Website and app data records.
********

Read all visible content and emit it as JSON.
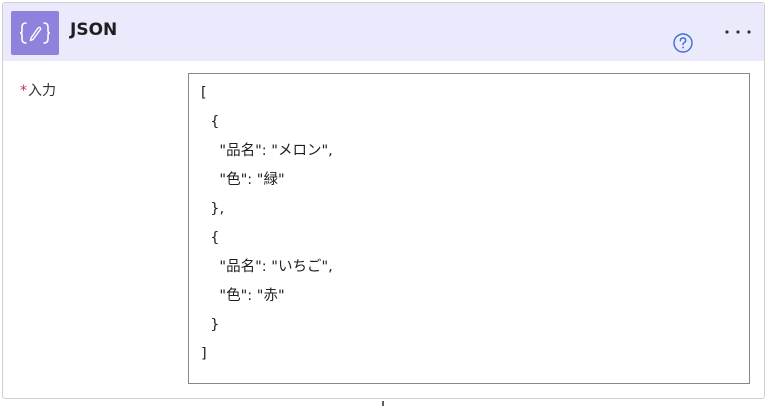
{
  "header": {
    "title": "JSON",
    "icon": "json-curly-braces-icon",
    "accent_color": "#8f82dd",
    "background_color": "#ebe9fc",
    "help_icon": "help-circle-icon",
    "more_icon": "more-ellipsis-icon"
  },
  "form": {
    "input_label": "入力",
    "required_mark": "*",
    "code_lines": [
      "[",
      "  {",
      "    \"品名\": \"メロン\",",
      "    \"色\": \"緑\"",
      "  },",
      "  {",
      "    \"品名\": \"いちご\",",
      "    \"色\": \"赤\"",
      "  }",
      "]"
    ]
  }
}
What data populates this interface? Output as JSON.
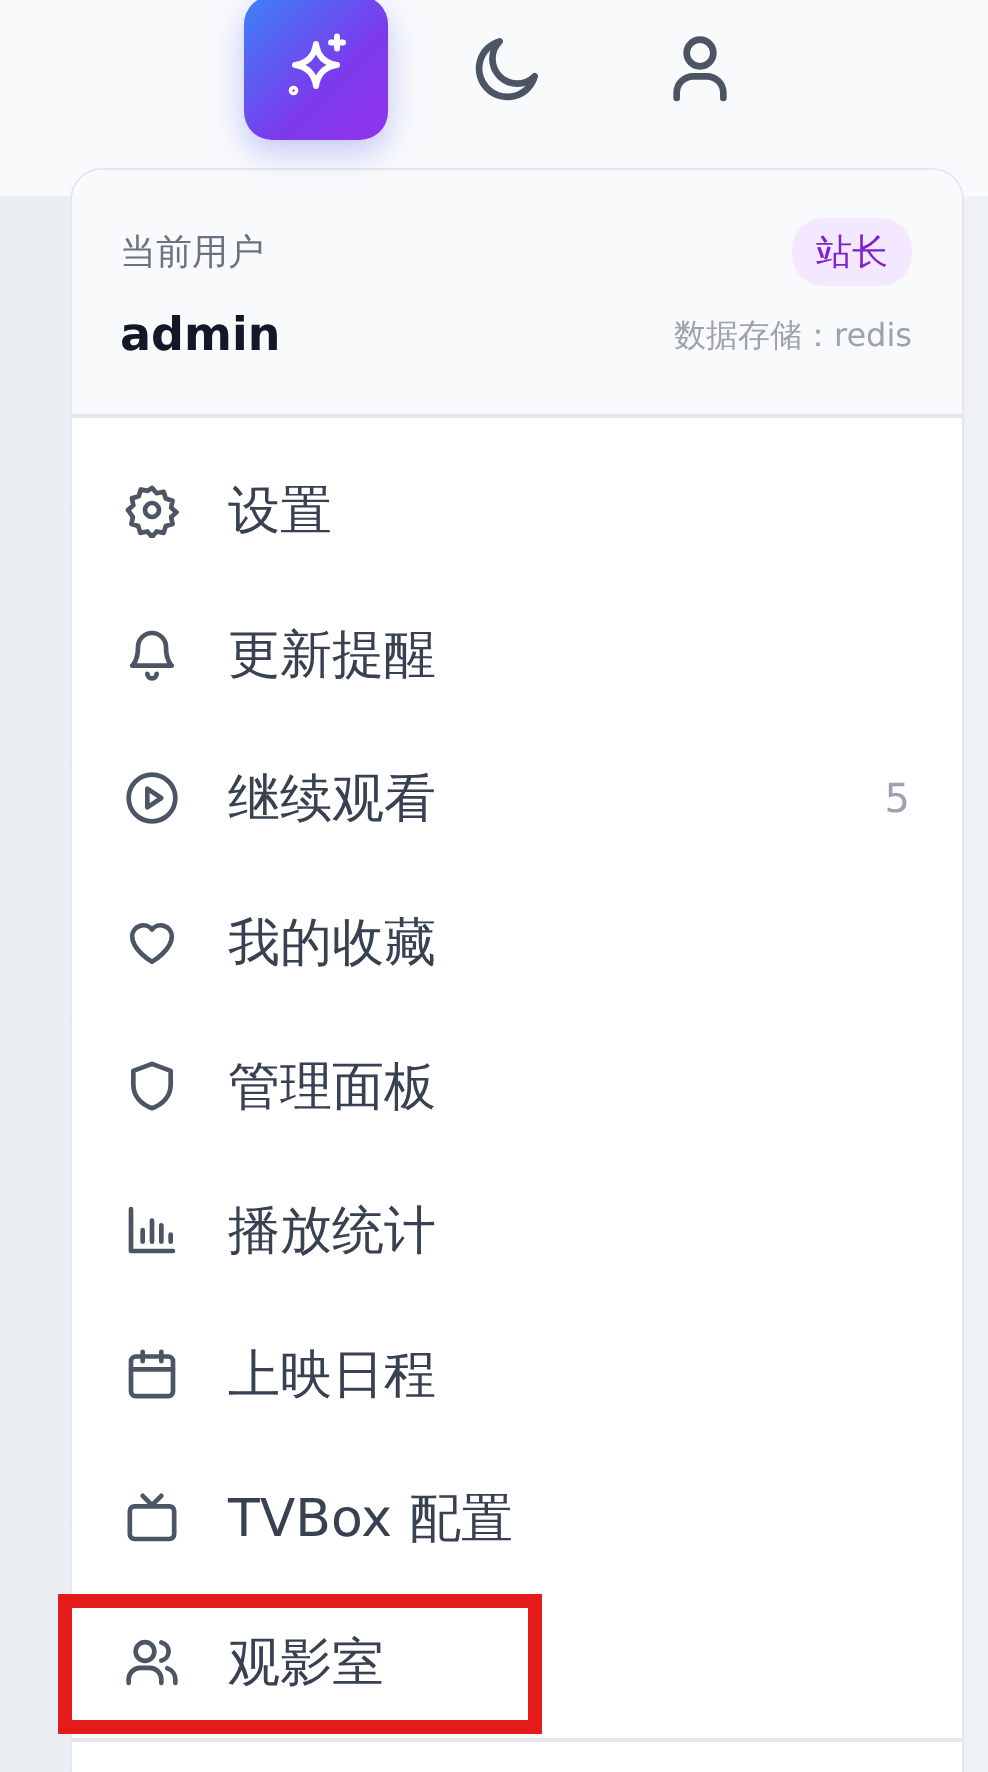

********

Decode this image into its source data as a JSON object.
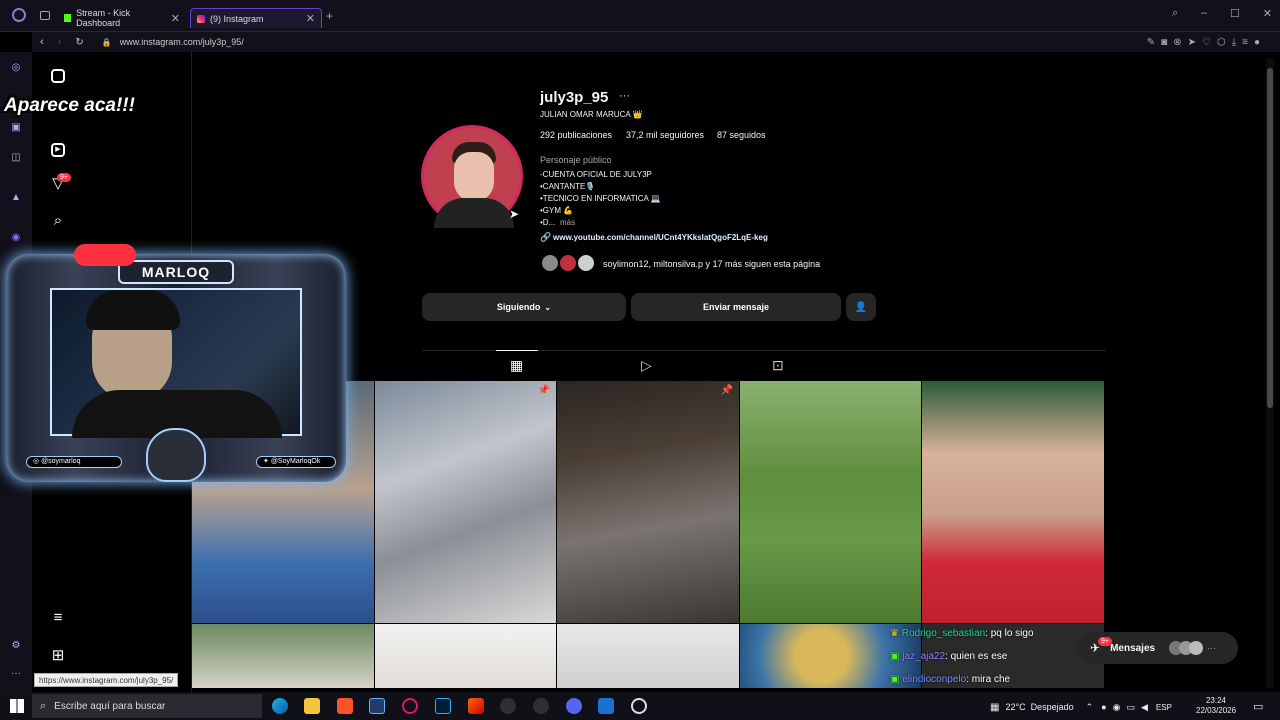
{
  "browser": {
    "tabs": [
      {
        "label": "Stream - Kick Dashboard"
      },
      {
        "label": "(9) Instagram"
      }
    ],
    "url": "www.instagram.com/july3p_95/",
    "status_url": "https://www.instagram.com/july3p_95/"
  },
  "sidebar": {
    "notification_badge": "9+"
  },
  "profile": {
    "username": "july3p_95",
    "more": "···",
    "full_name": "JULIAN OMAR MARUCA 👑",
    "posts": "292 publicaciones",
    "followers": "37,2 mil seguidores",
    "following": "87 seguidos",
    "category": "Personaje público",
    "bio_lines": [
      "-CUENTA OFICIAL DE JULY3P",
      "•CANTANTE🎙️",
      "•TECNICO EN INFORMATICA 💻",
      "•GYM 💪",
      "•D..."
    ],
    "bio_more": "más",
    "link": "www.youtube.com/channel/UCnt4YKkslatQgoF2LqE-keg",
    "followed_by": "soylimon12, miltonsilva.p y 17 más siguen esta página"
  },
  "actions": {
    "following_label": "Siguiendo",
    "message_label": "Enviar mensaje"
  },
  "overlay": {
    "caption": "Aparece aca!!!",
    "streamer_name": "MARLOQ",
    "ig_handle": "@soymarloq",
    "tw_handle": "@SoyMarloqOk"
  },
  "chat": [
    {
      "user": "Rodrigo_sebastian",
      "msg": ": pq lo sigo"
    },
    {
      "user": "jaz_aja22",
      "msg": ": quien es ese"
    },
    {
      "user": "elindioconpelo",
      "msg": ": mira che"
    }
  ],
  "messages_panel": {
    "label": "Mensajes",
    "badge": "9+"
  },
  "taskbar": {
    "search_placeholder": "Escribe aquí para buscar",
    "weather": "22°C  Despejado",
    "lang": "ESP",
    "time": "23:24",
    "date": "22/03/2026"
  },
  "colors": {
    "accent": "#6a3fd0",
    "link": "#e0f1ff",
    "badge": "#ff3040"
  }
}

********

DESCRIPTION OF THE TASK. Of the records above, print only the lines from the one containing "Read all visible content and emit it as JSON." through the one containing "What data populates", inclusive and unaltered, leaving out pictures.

ANSWER AREA.
Read all visible content and emit it as JSON.
{
  "header": {
    "title": "JSON",
    "icon": "json-curly-braces-icon",
    "accent_color": "#8f82dd",
    "background_color": "#ebe9fc",
    "help_icon": "help-circle-icon",
    "more_icon": "more-ellipsis-icon"
  },
  "form": {
    "input_label": "入力",
    "required_mark": "*",
    "code_lines": [
      "[",
      "  {",
      "    \"品名\": \"メロン\",",
      "    \"色\": \"緑\"",
      "  },",
      "  {",
      "    \"品名\": \"いちご\",",
      "    \"色\": \"赤\"",
      "  }",
      "]"
    ]
  }
}
What data populates this interface? Output as JSON.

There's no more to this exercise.